Chapter 9: Representation and terms
Pre-Contractual and contractual statements
Pre contractual representation: A statement one party makes by words or conduct with the intention of
inducing another party to enter into a contract
Contractual term: A provision in an agreement that creates a legally enforceable obligation
If a non-contractual statement is false, it is defined as a party’s misrepresentation.
If a contractual statement is not fulfilled, it is defined as a party’s breach of contract.
The nature of misrepresentation
Misrepresentation: A false statement of fact that causes the recipient to enter in to a contract.
When an opinion is false it is not considered to be misrepresentation rather a misstatement.
Statement of future conduct: Is not a statement of fact as it is only an indication of a person’s future
Non-Factual statements (Not actionable as misrepresentation)
-Opinion based on speculation
-Description of another’s future intent
-Statement of law
Factual statements (Actionable as misrepresentation)
-Description of one’s present intent
-Statement of legal consequences
Silence as misrepresentation
-As a general rule, parties are not required to disclose material facts during pre-contractual negotiations,
no matter how unethical non-disclosure may be. Except for when:
-Silence would distort a previous assertion: When a change in circumstances affects the
accuracy of an earlier representation, the party that made the statement has a duty to disclose
the change to the other party.
-A statement is half-truth: A party cannot give a partial account if the unspoken words would
substantially alter the meaning of the actual statement

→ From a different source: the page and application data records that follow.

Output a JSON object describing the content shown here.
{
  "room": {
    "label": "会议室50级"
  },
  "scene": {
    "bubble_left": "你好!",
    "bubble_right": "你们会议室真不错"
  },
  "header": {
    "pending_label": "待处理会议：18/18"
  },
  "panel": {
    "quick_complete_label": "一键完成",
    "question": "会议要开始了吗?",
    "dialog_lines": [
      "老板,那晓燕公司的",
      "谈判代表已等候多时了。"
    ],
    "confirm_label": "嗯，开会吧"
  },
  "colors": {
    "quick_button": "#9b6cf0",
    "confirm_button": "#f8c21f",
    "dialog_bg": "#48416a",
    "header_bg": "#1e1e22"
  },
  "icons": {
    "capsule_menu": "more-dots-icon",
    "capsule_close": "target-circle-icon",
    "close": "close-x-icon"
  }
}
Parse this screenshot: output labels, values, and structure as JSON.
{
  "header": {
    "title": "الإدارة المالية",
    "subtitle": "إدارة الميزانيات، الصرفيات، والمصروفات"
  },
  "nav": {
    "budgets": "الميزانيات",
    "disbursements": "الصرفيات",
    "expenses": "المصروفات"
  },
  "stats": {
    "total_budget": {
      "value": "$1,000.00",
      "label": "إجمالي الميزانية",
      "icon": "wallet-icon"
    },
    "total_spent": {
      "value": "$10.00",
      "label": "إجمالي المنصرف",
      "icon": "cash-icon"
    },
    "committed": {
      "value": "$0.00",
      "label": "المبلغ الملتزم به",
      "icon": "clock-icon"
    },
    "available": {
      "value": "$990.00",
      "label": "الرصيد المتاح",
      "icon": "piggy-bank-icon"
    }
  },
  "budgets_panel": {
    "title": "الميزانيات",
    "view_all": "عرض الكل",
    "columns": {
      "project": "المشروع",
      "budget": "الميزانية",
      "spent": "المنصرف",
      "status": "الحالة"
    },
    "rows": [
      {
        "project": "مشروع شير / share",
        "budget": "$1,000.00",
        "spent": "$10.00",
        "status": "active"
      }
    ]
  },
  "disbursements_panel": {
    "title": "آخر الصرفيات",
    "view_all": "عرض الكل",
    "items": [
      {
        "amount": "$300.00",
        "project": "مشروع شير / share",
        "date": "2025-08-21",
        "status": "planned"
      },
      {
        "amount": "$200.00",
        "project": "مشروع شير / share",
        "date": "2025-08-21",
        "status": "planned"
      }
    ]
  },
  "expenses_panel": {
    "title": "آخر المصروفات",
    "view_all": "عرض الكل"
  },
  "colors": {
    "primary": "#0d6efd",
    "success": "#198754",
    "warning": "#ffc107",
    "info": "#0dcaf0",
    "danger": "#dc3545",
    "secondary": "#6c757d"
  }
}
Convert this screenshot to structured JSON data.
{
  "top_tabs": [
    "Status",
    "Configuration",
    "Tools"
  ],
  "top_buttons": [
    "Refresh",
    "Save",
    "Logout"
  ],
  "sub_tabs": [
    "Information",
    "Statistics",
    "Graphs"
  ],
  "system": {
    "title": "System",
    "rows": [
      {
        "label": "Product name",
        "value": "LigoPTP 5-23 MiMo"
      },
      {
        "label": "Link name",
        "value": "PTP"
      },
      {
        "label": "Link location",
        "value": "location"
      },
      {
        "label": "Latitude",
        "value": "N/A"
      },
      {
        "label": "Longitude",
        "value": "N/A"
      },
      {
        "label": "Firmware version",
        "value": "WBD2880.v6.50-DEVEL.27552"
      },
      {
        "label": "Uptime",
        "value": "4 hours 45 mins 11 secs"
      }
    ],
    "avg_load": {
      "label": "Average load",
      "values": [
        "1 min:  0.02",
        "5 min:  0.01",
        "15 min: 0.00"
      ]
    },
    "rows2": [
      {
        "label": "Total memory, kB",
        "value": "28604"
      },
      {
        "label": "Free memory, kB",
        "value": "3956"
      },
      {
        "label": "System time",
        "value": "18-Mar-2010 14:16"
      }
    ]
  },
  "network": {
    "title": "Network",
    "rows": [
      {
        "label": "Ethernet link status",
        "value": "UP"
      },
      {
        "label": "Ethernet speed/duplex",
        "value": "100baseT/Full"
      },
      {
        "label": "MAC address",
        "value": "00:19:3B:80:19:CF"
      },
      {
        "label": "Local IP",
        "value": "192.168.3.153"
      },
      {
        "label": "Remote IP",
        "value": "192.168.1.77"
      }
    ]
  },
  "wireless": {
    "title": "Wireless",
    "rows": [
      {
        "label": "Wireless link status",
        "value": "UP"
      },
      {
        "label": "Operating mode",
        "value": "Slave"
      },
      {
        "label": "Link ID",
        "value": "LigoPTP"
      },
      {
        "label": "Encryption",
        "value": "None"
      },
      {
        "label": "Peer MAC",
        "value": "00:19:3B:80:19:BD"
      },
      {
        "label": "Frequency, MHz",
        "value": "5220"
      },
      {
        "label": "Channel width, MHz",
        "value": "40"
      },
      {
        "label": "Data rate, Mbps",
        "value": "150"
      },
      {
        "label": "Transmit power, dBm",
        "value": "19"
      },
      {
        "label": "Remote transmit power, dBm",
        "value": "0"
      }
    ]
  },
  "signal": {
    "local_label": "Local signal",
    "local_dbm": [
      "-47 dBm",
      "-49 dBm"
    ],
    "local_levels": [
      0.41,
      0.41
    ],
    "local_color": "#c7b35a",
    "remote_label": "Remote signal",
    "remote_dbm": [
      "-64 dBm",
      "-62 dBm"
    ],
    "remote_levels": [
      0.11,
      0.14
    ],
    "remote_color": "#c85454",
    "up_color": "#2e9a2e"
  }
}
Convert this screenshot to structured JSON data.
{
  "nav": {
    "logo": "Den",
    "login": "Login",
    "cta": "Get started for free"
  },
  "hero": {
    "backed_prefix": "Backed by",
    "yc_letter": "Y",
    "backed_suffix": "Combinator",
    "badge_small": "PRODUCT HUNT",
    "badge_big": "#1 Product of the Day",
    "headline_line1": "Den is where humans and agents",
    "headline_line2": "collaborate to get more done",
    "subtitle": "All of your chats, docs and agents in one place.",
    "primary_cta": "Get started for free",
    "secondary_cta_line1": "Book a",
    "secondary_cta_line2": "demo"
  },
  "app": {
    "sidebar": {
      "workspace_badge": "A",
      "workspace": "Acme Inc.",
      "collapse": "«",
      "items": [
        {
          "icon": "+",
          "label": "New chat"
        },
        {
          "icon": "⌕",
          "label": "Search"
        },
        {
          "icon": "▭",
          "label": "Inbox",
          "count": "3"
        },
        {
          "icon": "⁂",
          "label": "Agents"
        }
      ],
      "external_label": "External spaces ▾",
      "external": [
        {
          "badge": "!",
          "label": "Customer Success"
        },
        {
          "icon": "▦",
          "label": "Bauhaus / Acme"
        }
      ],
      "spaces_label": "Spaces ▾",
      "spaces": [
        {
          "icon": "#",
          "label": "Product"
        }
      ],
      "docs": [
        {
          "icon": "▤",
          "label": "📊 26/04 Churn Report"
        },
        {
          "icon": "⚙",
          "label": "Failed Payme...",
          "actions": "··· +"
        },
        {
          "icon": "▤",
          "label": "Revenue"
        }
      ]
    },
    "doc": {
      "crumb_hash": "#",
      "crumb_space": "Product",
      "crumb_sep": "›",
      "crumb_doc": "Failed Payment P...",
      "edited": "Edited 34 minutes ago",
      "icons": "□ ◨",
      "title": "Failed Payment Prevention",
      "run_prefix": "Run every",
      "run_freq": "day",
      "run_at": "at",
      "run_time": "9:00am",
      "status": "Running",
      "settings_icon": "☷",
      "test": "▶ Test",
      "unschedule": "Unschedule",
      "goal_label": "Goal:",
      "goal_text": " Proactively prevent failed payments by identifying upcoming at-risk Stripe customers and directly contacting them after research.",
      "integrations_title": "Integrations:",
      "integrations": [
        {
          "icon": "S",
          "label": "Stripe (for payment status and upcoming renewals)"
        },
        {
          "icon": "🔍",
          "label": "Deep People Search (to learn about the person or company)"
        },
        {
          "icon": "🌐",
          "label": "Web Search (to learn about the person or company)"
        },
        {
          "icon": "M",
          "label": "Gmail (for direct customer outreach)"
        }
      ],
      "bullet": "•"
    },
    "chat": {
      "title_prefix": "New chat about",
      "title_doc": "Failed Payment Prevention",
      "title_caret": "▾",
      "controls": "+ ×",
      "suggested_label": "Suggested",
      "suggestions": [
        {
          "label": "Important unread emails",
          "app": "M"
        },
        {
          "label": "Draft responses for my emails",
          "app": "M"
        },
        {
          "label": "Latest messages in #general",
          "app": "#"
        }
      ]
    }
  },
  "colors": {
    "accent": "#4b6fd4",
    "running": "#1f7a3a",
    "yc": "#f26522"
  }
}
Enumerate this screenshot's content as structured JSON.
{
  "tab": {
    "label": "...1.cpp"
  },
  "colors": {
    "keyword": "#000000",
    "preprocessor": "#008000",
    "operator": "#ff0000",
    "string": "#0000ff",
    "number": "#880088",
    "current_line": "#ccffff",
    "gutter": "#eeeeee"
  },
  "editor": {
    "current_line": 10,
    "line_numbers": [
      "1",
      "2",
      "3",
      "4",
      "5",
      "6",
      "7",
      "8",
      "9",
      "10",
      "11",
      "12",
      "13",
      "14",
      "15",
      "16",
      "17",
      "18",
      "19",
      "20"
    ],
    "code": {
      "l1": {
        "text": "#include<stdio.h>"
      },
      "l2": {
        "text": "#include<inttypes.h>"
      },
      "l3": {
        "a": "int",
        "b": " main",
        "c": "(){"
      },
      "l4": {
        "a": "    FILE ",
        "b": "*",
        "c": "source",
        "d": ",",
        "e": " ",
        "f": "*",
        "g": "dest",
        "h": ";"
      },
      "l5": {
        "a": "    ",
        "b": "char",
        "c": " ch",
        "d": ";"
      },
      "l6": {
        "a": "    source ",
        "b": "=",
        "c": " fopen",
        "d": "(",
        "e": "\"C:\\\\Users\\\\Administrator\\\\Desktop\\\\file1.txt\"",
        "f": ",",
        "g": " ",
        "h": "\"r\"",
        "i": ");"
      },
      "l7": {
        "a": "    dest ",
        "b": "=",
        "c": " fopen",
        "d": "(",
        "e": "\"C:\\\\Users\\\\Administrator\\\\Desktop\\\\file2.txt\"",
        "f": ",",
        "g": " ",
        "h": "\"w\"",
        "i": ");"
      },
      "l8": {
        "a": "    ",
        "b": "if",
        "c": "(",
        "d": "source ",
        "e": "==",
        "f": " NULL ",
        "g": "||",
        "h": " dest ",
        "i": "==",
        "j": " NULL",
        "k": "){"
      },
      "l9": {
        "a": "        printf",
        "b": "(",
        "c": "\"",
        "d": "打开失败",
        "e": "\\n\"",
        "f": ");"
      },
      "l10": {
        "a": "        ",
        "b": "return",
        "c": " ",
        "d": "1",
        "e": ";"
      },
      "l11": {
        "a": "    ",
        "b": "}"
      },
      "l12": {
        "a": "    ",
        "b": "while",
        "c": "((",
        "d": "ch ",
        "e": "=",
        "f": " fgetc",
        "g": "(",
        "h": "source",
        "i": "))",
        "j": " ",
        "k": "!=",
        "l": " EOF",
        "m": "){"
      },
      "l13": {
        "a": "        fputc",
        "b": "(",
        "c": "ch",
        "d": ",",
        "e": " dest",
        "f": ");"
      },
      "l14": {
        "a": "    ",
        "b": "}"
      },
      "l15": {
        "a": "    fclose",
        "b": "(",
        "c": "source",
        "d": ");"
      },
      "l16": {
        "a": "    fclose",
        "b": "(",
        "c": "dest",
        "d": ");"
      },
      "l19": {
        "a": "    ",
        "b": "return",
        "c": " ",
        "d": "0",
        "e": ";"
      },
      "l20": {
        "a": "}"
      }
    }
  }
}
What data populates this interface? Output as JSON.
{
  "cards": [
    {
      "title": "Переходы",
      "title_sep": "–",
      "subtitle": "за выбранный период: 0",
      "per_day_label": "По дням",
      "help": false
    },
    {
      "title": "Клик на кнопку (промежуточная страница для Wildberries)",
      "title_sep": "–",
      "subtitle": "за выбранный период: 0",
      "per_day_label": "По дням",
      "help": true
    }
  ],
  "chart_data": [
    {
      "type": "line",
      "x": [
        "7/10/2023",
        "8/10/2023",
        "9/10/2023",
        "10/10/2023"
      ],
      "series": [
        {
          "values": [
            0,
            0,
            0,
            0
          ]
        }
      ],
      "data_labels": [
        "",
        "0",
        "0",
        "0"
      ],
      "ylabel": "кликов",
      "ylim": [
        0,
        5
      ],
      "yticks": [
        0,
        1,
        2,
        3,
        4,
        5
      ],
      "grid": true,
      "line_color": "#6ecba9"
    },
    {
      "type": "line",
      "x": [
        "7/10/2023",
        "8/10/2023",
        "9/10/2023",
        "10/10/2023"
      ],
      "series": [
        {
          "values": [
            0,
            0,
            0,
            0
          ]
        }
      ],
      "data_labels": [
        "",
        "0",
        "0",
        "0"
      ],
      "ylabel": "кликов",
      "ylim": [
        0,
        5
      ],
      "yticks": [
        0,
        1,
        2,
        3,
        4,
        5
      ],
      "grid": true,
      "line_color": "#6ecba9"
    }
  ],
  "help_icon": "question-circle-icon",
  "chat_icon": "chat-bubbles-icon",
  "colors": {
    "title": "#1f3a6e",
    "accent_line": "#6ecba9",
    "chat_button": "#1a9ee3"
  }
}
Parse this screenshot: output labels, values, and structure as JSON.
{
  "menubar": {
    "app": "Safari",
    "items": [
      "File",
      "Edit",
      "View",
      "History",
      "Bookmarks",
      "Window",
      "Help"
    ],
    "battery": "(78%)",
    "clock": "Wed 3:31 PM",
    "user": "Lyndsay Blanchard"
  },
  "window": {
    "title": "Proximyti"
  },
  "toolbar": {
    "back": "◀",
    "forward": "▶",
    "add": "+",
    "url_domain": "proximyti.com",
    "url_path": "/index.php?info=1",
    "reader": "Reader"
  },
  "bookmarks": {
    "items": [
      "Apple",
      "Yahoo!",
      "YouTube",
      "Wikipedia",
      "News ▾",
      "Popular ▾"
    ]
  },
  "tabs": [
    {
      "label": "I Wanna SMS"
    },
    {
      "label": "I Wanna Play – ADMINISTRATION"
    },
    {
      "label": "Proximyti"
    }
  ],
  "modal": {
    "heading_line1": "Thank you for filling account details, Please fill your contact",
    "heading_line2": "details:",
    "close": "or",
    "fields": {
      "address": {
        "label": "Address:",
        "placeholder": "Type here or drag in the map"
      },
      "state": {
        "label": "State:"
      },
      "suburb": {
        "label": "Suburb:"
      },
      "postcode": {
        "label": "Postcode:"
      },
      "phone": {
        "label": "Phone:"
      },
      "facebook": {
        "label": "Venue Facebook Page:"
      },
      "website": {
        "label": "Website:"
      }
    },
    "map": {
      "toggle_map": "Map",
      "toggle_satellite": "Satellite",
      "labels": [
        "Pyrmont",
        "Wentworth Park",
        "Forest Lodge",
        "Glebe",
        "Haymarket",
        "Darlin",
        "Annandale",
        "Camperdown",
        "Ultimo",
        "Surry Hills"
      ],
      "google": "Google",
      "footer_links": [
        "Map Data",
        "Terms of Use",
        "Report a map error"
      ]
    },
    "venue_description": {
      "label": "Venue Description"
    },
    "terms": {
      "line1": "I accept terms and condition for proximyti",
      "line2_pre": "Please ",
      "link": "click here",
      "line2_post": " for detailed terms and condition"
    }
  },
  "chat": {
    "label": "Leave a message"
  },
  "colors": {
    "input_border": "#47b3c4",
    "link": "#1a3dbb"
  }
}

-The contract requires a duty of utmost good faith: Occurs when one party is in a unique
position where they must have full disclosure of information. Such as an insurance company
who needs all health information. -A special relationship exists between the parties: When the relationship between two parties is
one of trust, or when one of the parties has some other form of special influence over the other,
a duty of disclosure may arise.
-A statutory provision requires disclosure: Some statutes require the disclosure of material facts
in a contractual setting, such as insurance legislation and financial officers.
-Facts are actively concealed: If a party to a contract actively conceals the truth it may be
treated as misrepresentation.
-For a statement to be actionable as a misrepresentation, the deceived party must prove that the false
statement induced the contract.
The legal consequences of misrepresentation
There are two possible consequences of an actionable misrepresentation. The deceived party may
1. The remedy of recession
2. The right to damages
1. Recession: The cancellation of a contract, by the parties or the court, with the aim of restoring the
parties, to the greatest extent possible, to their pre-contractual state
- The remedy of recession is often acco